* **Problem to solve**:
An exact copy of all the entries is what is needed here.

(Data entries)

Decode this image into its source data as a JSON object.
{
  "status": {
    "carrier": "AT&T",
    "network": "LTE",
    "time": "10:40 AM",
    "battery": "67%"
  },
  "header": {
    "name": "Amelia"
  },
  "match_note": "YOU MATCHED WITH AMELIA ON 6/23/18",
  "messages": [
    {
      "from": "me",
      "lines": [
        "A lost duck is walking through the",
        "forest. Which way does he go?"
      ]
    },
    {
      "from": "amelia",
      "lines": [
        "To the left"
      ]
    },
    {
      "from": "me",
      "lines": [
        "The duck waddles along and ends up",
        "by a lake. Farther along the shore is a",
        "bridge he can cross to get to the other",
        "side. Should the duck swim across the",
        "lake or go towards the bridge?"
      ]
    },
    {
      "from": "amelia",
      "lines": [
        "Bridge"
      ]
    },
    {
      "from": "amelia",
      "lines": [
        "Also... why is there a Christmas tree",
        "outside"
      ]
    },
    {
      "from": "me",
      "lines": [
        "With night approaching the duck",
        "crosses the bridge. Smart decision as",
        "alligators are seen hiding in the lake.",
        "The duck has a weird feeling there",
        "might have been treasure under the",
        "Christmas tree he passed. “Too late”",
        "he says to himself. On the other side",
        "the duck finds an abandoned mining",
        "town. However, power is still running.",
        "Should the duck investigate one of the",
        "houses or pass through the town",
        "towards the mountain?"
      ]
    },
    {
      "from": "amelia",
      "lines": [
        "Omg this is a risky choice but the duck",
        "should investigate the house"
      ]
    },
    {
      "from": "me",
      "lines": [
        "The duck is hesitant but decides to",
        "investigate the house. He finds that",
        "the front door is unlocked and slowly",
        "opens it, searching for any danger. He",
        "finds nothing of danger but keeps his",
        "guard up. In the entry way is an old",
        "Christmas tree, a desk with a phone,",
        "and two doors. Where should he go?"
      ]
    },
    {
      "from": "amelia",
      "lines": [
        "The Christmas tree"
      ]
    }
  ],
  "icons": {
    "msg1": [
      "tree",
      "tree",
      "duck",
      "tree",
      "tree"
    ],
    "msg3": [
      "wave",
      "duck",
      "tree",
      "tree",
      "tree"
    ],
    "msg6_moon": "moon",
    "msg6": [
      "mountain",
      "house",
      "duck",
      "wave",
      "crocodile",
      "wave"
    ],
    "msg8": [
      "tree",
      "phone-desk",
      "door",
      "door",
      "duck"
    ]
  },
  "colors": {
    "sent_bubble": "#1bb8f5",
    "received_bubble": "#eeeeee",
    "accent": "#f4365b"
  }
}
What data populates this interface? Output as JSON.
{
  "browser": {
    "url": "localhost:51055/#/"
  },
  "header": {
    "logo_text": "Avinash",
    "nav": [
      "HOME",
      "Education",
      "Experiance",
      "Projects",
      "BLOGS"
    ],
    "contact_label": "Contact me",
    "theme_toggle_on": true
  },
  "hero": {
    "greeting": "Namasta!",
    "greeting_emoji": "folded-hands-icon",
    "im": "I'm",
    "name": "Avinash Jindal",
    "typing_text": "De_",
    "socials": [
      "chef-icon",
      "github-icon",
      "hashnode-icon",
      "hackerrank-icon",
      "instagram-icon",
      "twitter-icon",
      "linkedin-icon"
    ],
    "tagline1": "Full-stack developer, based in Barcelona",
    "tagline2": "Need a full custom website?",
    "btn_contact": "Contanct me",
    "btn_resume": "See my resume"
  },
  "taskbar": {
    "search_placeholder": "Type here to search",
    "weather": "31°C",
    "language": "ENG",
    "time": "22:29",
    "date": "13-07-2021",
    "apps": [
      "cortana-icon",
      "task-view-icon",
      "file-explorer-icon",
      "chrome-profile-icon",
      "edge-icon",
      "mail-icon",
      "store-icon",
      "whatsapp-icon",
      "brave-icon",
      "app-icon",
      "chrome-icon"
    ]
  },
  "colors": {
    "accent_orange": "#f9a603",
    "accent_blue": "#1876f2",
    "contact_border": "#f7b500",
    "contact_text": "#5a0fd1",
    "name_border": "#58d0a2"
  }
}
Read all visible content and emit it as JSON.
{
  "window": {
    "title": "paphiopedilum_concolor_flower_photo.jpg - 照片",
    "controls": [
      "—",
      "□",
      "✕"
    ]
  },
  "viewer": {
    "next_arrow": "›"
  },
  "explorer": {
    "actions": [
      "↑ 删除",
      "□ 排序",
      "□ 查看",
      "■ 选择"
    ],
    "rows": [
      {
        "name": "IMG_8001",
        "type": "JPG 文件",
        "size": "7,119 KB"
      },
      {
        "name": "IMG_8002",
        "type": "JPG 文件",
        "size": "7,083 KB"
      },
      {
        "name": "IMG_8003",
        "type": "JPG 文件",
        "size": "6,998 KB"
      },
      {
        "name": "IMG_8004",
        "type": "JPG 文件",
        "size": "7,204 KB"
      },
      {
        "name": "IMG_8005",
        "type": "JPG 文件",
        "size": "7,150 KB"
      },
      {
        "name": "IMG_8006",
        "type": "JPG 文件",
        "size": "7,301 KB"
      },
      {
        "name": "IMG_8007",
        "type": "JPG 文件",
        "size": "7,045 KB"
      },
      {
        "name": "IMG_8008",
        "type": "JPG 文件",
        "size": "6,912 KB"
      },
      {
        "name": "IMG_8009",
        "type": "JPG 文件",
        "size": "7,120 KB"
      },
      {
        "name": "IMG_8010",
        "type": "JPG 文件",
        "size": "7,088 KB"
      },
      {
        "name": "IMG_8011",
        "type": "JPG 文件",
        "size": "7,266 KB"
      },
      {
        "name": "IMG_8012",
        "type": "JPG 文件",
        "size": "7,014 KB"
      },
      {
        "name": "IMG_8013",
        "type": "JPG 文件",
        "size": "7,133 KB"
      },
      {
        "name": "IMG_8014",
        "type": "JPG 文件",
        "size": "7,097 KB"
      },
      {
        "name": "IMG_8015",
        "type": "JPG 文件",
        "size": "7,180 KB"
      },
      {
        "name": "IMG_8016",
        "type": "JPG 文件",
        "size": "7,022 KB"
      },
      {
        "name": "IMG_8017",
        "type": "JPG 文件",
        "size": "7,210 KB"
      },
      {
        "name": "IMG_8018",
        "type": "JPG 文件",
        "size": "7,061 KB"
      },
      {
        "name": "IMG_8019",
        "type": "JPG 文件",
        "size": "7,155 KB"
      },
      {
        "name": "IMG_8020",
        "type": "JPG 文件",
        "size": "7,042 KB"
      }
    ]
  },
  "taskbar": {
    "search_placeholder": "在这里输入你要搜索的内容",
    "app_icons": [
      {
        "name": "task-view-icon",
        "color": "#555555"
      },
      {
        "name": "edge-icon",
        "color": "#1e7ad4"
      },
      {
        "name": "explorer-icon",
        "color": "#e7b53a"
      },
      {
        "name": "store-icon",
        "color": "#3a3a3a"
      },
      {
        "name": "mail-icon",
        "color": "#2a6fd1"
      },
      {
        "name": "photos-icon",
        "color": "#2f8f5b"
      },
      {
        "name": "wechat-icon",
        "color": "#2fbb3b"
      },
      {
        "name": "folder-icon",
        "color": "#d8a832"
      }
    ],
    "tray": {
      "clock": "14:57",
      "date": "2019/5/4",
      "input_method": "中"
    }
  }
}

* **Task answer**:
Decode this image into its source data as a JSON object.
{
  "status": {
    "carrier": "AT&T",
    "network": "LTE",
    "time": "10:40 AM",
    "battery": "67%"
  },
  "header": {
    "name": "Amelia"
  },
  "match_note": "YOU MATCHED WITH AMELIA ON 6/23/18",
  "messages": [
    {
      "from": "me",
      "lines": [
        "A lost duck is walking through the",
        "forest. Which way does he go?"
      ]
    },
    {
      "from": "amelia",
      "lines": [
        "To the left"
      ]
    },
    {
      "from": "me",
      "lines": [
        "The duck waddles along and ends up",
        "by a lake. Farther along the shore is a",
        "bridge he can cross to get to the other",
        "side. Should the duck swim across the",
        "lake or go towards the bridge?"
      ]
    },
    {
      "from": "amelia",
      "lines": [
        "Bridge"
      ]
    },
    {
      "from": "amelia",
      "lines": [
        "Also... why is there a Christmas tree",
        "outside"
      ]
    },
    {
      "from": "me",
      "lines": [
        "With night approaching the duck",
        "crosses the bridge. Smart decision as",
        "alligators are seen hiding in the lake.",
        "The duck has a weird feeling there",
        "might have been treasure under the",
        "Christmas tree he passed. “Too late”",
        "he says to himself. On the other side",
        "the duck finds an abandoned mining",
        "town. However, power is still running.",
        "Should the duck investigate one of the",
        "houses or pass through the town",
        "towards the mountain?"
      ]
    },
    {
      "from": "amelia",
      "lines": [
        "Omg this is a risky choice but the duck",
        "should investigate the house"
      ]
    },
    {
      "from": "me",
      "lines": [
        "The duck is hesitant but decides to",
        "investigate the house. He finds that",
        "the front door is unlocked and slowly",
        "opens it, searching for any danger. He",
        "finds nothing of danger but keeps his",
        "guard up. In the entry way is an old",
        "Christmas tree, a desk with a phone,",
        "and two doors. Where should he go?"
      ]
    },
    {
      "from": "amelia",
      "lines": [
        "The Christmas tree"
      ]
    }
  ],
  "icons": {
    "msg1": [
      "tree",
      "tree",
      "duck",
      "tree",
      "tree"
    ],
    "msg3": [
      "wave",
      "duck",
      "tree",
      "tree",
      "tree"
    ],
    "msg6_moon": "moon",
    "msg6": [
      "mountain",
      "house",
      "duck",
      "wave",
      "crocodile",
      "wave"
    ],
    "msg8": [
      "tree",
      "phone-desk",
      "door",
      "door",
      "duck"
    ]
  },
  "colors": {
    "sent_bubble": "#1bb8f5",
    "received_bubble": "#eeeeee",
    "accent": "#f4365b"
  }
}
What data populates this interface? Output as JSON.
{
  "browser": {
    "url": "localhost:51055/#/"
  },
  "header": {
    "logo_text": "Avinash",
    "nav": [
      "HOME",
      "Education",
      "Experiance",
      "Projects",
      "BLOGS"
    ],
    "contact_label": "Contact me",
    "theme_toggle_on": true
  },
  "hero": {
    "greeting": "Namasta!",
    "greeting_emoji": "folded-hands-icon",
    "im": "I'm",
    "name": "Avinash Jindal",
    "typing_text": "De_",
    "socials": [
      "chef-icon",
      "github-icon",
      "hashnode-icon",
      "hackerrank-icon",
      "instagram-icon",
      "twitter-icon",
      "linkedin-icon"
    ],
    "tagline1": "Full-stack developer, based in Barcelona",
    "tagline2": "Need a full custom website?",
    "btn_contact": "Contanct me",
    "btn_resume": "See my resume"
  },
  "taskbar": {
    "search_placeholder": "Type here to search",
    "weather": "31°C",
    "language": "ENG",
    "time": "22:29",
    "date": "13-07-2021",
    "apps": [
      "cortana-icon",
      "task-view-icon",
      "file-explorer-icon",
      "chrome-profile-icon",
      "edge-icon",
      "mail-icon",
      "store-icon",
      "whatsapp-icon",
      "brave-icon",
      "app-icon",
      "chrome-icon"
    ]
  },
  "colors": {
    "accent_orange": "#f9a603",
    "accent_blue": "#1876f2",
    "contact_border": "#f7b500",
    "contact_text": "#5a0fd1",
    "name_border": "#58d0a2"
  }
}
Read all visible content and emit it as JSON.
{
  "window": {
    "title": "paphiopedilum_concolor_flower_photo.jpg - 照片",
    "controls": [
      "—",
      "□",
      "✕"
    ]
  },
  "viewer": {
    "next_arrow": "›"
  },
  "explorer": {
    "actions": [
      "↑ 删除",
      "□ 排序",
      "□ 查看",
      "■ 选择"
    ],
    "rows": [
      {
        "name": "IMG_8001",
        "type": "JPG 文件",
        "size": "7,119 KB"
      },
      {
        "name": "IMG_8002",
        "type": "JPG 文件",
        "size": "7,083 KB"
      },
      {
        "name": "IMG_8003",
        "type": "JPG 文件",
        "size": "6,998 KB"
      },
      {
        "name": "IMG_8004",
        "type": "JPG 文件",
        "size": "7,204 KB"
      },
      {
        "name": "IMG_8005",
        "type": "JPG 文件",
        "size": "7,150 KB"
      },
      {
        "name": "IMG_8006",
        "type": "JPG 文件",
        "size": "7,301 KB"
      },
      {
        "name": "IMG_8007",
        "type": "JPG 文件",
        "size": "7,045 KB"
      },
      {
        "name": "IMG_8008",
        "type": "JPG 文件",
        "size": "6,912 KB"
      },
      {
        "name": "IMG_8009",
        "type": "JPG 文件",
        "size": "7,120 KB"
      },
      {
        "name": "IMG_8010",
        "type": "JPG 文件",
        "size": "7,088 KB"
      },
      {
        "name": "IMG_8011",
        "type": "JPG 文件",
        "size": "7,266 KB"
      },
      {
        "name": "IMG_8012",
        "type": "JPG 文件",
        "size": "7,014 KB"
      },
      {
        "name": "IMG_8013",
        "type": "JPG 文件",
        "size": "7,133 KB"
      },
      {
        "name": "IMG_8014",
        "type": "JPG 文件",
        "size": "7,097 KB"
      },
      {
        "name": "IMG_8015",
        "type": "JPG 文件",
        "size": "7,180 KB"
      },
      {
        "name": "IMG_8016",
        "type": "JPG 文件",
        "size": "7,022 KB"
      },
      {
        "name": "IMG_8017",
        "type": "JPG 文件",
        "size": "7,210 KB"
      },
      {
        "name": "IMG_8018",
        "type": "JPG 文件",
        "size": "7,061 KB"
      },
      {
        "name": "IMG_8019",
        "type": "JPG 文件",
        "size": "7,155 KB"
      },
      {
        "name": "IMG_8020",
        "type": "JPG 文件",
        "size": "7,042 KB"
      }
    ]
  },
  "taskbar": {
    "search_placeholder": "在这里输入你要搜索的内容",
    "app_icons": [
      {
        "name": "task-view-icon",
        "color": "#555555"
      },
      {
        "name": "edge-icon",
        "color": "#1e7ad4"
      },
      {
        "name": "explorer-icon",
        "color": "#e7b53a"
      },
      {
        "name": "store-icon",
        "color": "#3a3a3a"
      },
      {
        "name": "mail-icon",
        "color": "#2a6fd1"
      },
      {
        "name": "photos-icon",
        "color": "#2f8f5b"
      },
      {
        "name": "wechat-icon",
        "color": "#2fbb3b"
      },
      {
        "name": "folder-icon",
        "color": "#d8a832"
      }
    ],
    "tray": {
      "clock": "14:57",
      "date": "2019/5/4",
      "input_method": "中"
    }
  }
}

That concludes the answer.